It’s after 2 p.m. and the team has 45 minutes to finish the story to make the feed. Ward and the other editors have their hands full and ask Hopf to take the last bit of video and mark time codes, allowing them to easily access the footage. She heads to the dub room, where technicians stand around chatting casually. They seem to be used to frazzled editors, producers, and associate producers who plunge in and ask them to load footage on the fly. They feed the footage into their database, which will allow the editors down the hall to begin pulling what they need. As the techs gossip, Hopf speeds through the video, jotting down the times of decent sound bites. She seems rushed at first, but then glances at the digital clock. “Oh. It’s only 2:09,” she says, as if she’s got hours to load the footage as opposed to just a few minutes.

Once the information is in the database, finishing and editing the story is largely out of her hands. She heads to her desk and someone walks by and asks, “Did you just interview Trump?”

“I did not,” she says.

Hopf checks in with Ward one last time before contemplating lunch. With just a few minutes before the feed runs, she’s asked to go back through footage taken by another crew and track down images of the seamstress who designed the shrunken Oscar looks. It’s 2:14 p.m. when she heads back to the dub room, where she pulls up the footage and turns up the sound in order to drown out the chattering techs. Notebook in hand, she jots down time codes, marking footage of the dressmaker sewing tulle onto Viola’s gown.
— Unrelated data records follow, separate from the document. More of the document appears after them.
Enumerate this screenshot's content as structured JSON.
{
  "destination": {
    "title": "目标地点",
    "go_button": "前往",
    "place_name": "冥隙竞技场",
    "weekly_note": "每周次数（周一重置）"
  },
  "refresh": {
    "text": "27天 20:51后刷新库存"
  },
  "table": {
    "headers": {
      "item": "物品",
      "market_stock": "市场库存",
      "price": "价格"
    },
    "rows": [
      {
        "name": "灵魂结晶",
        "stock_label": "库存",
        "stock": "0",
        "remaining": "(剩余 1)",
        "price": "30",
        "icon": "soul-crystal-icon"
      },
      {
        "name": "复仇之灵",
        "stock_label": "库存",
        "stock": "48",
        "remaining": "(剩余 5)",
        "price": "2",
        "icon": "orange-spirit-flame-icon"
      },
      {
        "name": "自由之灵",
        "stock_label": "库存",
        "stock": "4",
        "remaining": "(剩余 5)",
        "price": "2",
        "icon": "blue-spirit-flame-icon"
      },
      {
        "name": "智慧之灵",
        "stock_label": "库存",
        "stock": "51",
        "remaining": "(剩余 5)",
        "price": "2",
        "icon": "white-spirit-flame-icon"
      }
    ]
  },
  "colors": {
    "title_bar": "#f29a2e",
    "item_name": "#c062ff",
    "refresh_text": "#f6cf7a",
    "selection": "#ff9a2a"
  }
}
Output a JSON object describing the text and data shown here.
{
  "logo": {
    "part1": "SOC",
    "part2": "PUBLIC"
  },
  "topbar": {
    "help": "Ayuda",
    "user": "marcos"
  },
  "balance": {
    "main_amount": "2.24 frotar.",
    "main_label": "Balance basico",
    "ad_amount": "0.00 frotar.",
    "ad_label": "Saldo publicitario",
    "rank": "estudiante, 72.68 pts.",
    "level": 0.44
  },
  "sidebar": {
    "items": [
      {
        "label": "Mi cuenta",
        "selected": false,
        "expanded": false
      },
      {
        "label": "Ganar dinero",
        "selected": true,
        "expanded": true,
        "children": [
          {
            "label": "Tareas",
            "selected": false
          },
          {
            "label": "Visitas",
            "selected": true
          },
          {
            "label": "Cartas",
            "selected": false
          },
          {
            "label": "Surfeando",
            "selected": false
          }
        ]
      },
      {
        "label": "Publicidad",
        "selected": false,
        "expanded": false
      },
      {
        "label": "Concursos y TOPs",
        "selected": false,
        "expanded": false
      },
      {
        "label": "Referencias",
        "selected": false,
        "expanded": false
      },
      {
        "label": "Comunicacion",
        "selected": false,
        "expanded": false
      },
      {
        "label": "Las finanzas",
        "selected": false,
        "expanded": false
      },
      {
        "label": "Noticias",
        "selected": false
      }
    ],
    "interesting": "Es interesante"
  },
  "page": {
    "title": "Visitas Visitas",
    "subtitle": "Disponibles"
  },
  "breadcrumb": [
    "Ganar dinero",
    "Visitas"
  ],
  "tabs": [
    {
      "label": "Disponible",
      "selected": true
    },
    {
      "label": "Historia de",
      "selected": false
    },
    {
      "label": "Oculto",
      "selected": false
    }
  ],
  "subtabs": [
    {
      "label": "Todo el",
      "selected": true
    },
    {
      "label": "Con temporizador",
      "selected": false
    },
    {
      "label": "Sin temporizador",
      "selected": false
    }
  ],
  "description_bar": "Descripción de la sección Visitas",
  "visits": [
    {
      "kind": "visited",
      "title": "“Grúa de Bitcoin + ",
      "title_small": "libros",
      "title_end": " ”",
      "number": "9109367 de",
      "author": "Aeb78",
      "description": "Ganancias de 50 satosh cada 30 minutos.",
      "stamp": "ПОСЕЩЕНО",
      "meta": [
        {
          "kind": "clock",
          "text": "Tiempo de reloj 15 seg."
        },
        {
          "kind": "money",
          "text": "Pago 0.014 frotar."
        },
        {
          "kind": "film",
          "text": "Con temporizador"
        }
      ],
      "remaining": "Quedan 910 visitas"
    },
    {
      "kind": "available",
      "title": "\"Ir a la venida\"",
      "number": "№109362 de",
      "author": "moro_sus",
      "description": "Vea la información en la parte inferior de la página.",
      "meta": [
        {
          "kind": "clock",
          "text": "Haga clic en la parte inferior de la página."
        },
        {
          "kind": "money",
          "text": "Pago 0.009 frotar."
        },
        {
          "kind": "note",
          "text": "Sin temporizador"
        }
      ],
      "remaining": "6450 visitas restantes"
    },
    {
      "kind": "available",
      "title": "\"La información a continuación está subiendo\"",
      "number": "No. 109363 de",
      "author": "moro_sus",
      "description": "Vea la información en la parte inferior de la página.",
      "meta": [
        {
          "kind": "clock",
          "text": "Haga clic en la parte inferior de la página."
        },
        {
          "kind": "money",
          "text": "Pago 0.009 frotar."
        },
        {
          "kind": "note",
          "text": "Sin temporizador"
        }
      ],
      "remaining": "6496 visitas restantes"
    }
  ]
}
When she hands over her notes at 2:18 p.m., her work on the story is done. She heads up the street for a Greek salad before making her way back to the office.

Just 15 minutes ago, the place was buzzing with activity. Folks were tapping away on computers, Hopf was jogging down the hallways that connect the dub room and the edit bay. Editors were screening footage in offices and cubicles.

But now everyone is watching TV.

The Inside Edition syndicated feed is playing on every television, and more than 15 copies of host Deborah Norville’s voice echo throughout the offices. About halfway through the program, Norville launches into the story of Tricia Messeroux, that little studio, and the tiny stars who wrapped up their big red carpet event just an hour and a half before. The footage of Angie’s little leg airs. And Hopf is visibly less stressed. She laughs with co-workers, cruises around on the Internet, and takes bites of a grilled chicken salad with stuffed grape leaves.

Ward appears from down the hall. He’s cleaning up the desk behind Hopf’s cubicle, stacking papers and notes. “That worked out pretty well, didn’t it?” They agree that even though it was tough to shoot and air in one day, they’re glad they did, because tomorrow is Wednesday. “You know how the week after the Oscars goes,” says Ward. “Nobody cares about the Oscars after Wednesday.”

Hopf herself will start packing up to head home within the hour. She’ll leave early today because there’s just no telling what tomorrow may bring.

Published April 2012